START GIVEN INFORMATION

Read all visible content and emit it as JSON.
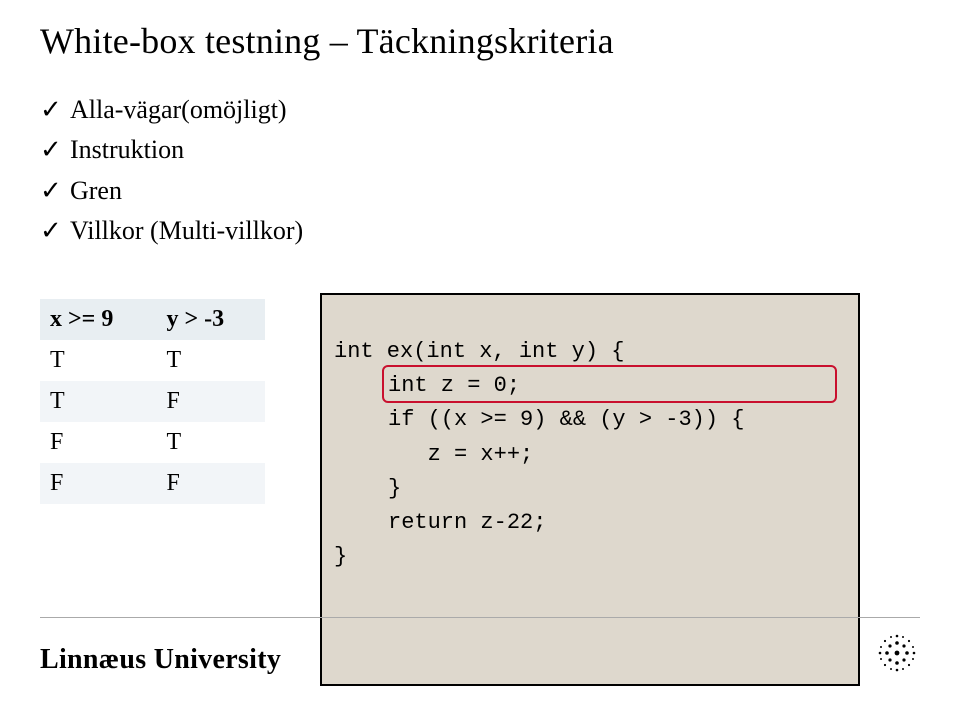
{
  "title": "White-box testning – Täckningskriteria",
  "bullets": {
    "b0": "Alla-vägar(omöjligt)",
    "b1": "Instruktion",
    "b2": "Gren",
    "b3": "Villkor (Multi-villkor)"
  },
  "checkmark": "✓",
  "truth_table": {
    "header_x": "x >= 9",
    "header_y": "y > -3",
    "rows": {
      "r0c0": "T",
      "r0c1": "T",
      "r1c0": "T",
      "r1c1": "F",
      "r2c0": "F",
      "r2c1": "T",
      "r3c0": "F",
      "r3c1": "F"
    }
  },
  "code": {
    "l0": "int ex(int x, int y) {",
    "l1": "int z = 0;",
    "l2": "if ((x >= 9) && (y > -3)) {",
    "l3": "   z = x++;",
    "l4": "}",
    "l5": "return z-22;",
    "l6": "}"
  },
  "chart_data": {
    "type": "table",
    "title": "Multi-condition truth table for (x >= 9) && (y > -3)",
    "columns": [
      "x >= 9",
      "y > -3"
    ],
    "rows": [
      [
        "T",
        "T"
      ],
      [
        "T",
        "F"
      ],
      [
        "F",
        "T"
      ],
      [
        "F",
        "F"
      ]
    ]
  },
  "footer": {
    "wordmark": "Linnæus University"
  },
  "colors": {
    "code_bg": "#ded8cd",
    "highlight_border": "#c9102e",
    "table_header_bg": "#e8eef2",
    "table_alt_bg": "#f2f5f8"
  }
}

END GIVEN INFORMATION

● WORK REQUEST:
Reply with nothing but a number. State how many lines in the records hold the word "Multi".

● ANSWER TO THE EXERCISE:
2